Related: VW promises $14.7 billion to U.S. owners of cars affected by emissions cheating scandal

336,000 owners have registered to participate in the settlement. Volkswagen has until October 2017 to design an acceptable fix or they must offer buybacks for all affected owners. In addition to paying consumers, Volkswagen will pay billions toward environmental mitigation. A settlement with 80,000 owners of three-liter vehicles is still being negotiated.

During a hearing on October 18 around 20 Volkswagen owners objected, but Judge Breyer described the settlement as “fair, reasonable, and adequate.” In the ruling he said, “The priority was to get the polluting cars off the road as soon as possible. The settlement does that.” In a statement U.S. Volkswagen CEO Hinrich J. Woebcken said they will work to ensure the program “is now carried out as seamlessly as possible.”

Volkswagen isn’t in the clear yet; German prosecutors and the U.S. Justice Department are still conducting criminal investigations. Depending on the outcome of those investigations, Volkswagen may have to shell out still more money to compensate for their fraud.
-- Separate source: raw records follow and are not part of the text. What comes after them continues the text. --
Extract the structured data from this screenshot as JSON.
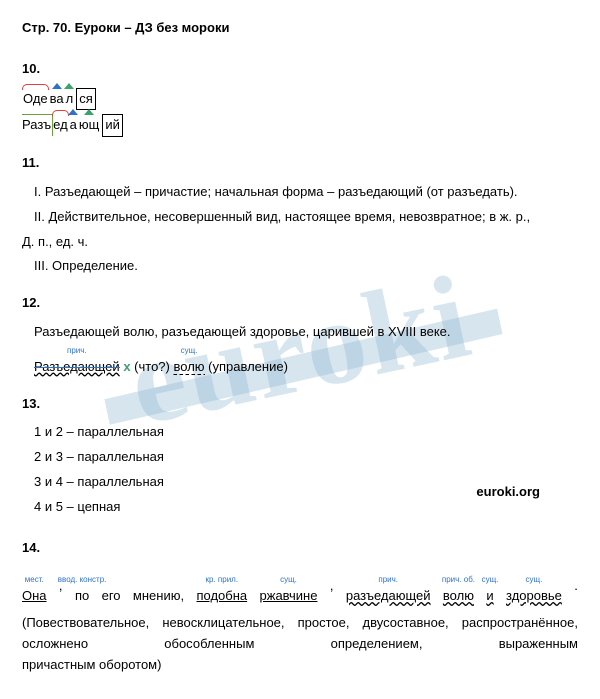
{
  "header": "Стр. 70. Еуроки – ДЗ без мороки",
  "section10": {
    "num": "10.",
    "word1": {
      "root": "Оде",
      "suf1": "ва",
      "suf2": "л",
      "ending": "ся"
    },
    "word2": {
      "prefix": "Разъ",
      "root": "ед",
      "suf1": "а",
      "suf2": "ющ",
      "ending": "ий"
    }
  },
  "section11": {
    "num": "11.",
    "l1": "I. Разъедающей – причастие; начальная форма – разъедающий (от разъедать).",
    "l2": "II. Действительное, несовершенный вид, настоящее время, невозвратное; в ж. р.,",
    "l3": "Д. п., ед. ч.",
    "l4": "III. Определение."
  },
  "section12": {
    "num": "12.",
    "l1": "Разъедающей волю, разъедающей здоровье, царившей в XVIII веке.",
    "lab1": "прич.",
    "lab2": "сущ.",
    "w1": "Разъедающей",
    "q": " (что?) ",
    "w2": "волю",
    "tail": " (управление)",
    "x": "х"
  },
  "section13": {
    "num": "13.",
    "r1": "1 и 2 – параллельная",
    "r2": "2 и 3 – параллельная",
    "r3": "3 и 4 – параллельная",
    "r4": "4 и 5 – цепная"
  },
  "brand": "euroki.org",
  "watermark": "euroki",
  "section14": {
    "num": "14.",
    "labs": {
      "mest": "мест.",
      "vvod": "ввод. констр.",
      "krpril": "кр. прил.",
      "sush": "сущ.",
      "prich": "прич.",
      "prichob": "прич. об.",
      "soyuz": "и"
    },
    "w": {
      "ona": "Она",
      "comma1": ",",
      "po": "по",
      "ego": "его",
      "mneniyu": "мнению,",
      "podobna": "подобна",
      "rzhav": "ржавчине",
      "comma2": ",",
      "razed": "разъедающей",
      "volyu": "волю",
      "i": "и",
      "zdor": "здоровье",
      "dot": "."
    },
    "paren": {
      "p1": "(Повествовательное,",
      "p2": "невосклицательное,",
      "p3": "простое,",
      "p4": "двусоставное,",
      "p5": "распространённое,",
      "p6": "осложнено",
      "p7": "обособленным",
      "p8": "определением,",
      "p9": "выраженным",
      "p10": "причастным оборотом)"
    }
  }
}
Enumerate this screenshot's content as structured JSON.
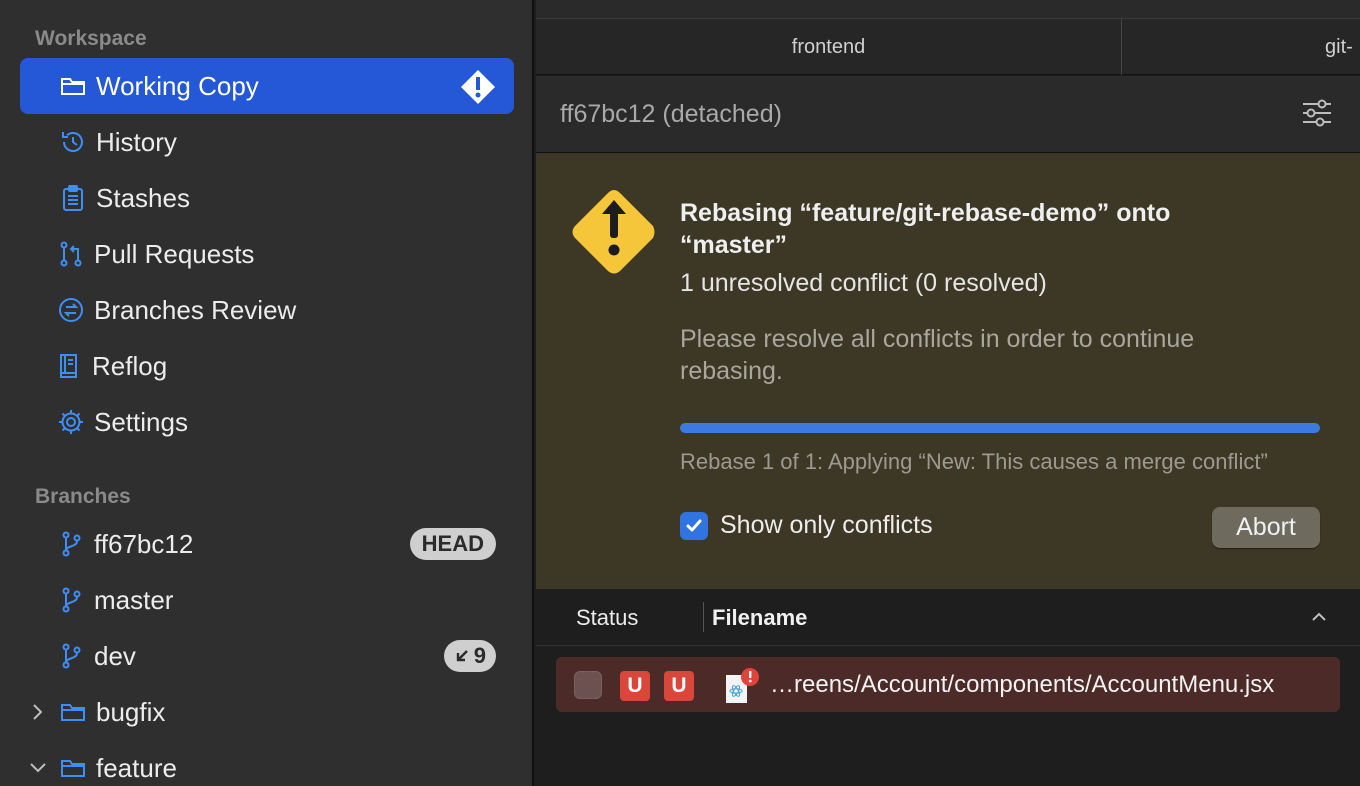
{
  "sidebar": {
    "workspace_header": "Workspace",
    "branches_header": "Branches",
    "workspace_items": [
      {
        "label": "Working Copy",
        "icon": "folder-icon"
      },
      {
        "label": "History",
        "icon": "history-icon"
      },
      {
        "label": "Stashes",
        "icon": "clipboard-icon"
      },
      {
        "label": "Pull Requests",
        "icon": "pull-request-icon"
      },
      {
        "label": "Branches Review",
        "icon": "branches-review-icon"
      },
      {
        "label": "Reflog",
        "icon": "book-icon"
      },
      {
        "label": "Settings",
        "icon": "gear-icon"
      }
    ],
    "branches": [
      {
        "label": "ff67bc12",
        "badge": "HEAD"
      },
      {
        "label": "master"
      },
      {
        "label": "dev",
        "badge": "9"
      }
    ],
    "folders": [
      {
        "label": "bugfix",
        "expanded": false
      },
      {
        "label": "feature",
        "expanded": true
      }
    ]
  },
  "tabs": [
    "frontend",
    "git-"
  ],
  "header": {
    "title": "ff67bc12 (detached)"
  },
  "banner": {
    "title": "Rebasing “feature/git-rebase-demo” onto “master”",
    "conflicts": "1 unresolved conflict (0 resolved)",
    "message": "Please resolve all conflicts in order to continue rebasing.",
    "progress": 1.0,
    "progress_status": "Rebase 1 of 1: Applying “New: This causes a merge conflict”",
    "checkbox_label": "Show only conflicts",
    "checkbox_checked": true,
    "abort_label": "Abort"
  },
  "list": {
    "col_status": "Status",
    "col_filename": "Filename",
    "rows": [
      {
        "status_a": "U",
        "status_b": "U",
        "path": "…reens/Account/components/AccountMenu.jsx"
      }
    ]
  },
  "colors": {
    "accent": "#2458d6",
    "sidebar_icon": "#3e8ef7",
    "warning": "#f5c53a",
    "conflict": "#d8473a"
  }
}
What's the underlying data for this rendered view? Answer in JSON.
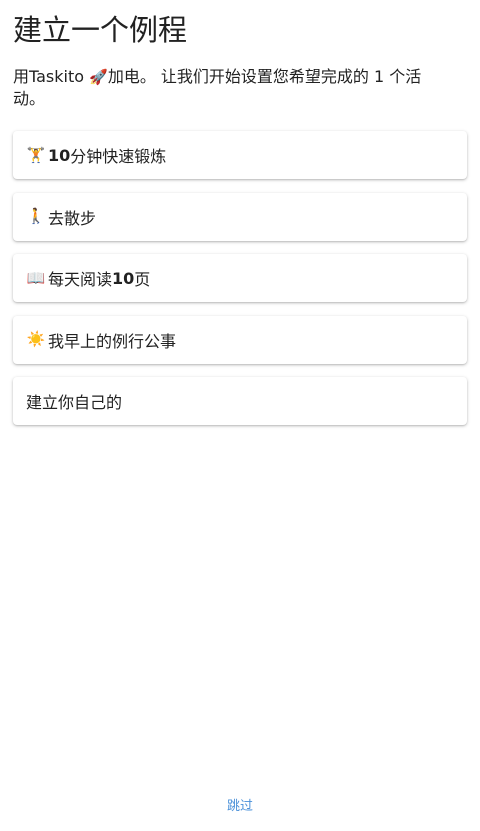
{
  "header": {
    "title": "建立一个例程",
    "subtitle_prefix": "用Taskito ",
    "subtitle_rocket": "🚀",
    "subtitle_suffix": "加电。 让我们开始设置您希望完成的 1 个活动。"
  },
  "options": [
    {
      "emoji": "🏋",
      "emoji_name": "weightlifter-icon",
      "num": "10",
      "label": " 分钟快速锻炼"
    },
    {
      "emoji": "🚶",
      "emoji_name": "walking-person-icon",
      "num": "",
      "label": "去散步"
    },
    {
      "emoji": "📖",
      "emoji_name": "open-book-icon",
      "label_prefix": "每天阅读 ",
      "num": "10",
      "label": " 页"
    },
    {
      "emoji": "☀️",
      "emoji_name": "sun-icon",
      "num": "",
      "label": "我早上的例行公事"
    },
    {
      "emoji": "",
      "num": "",
      "label": "建立你自己的"
    }
  ],
  "footer": {
    "skip_label": "跳过"
  },
  "colors": {
    "link": "#4a90d9",
    "text": "#222222",
    "background": "#ffffff"
  }
}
Via USA TODAY and the Los Angeles Times

Images via Frank Behrens on Flickr and Wikimedia Commons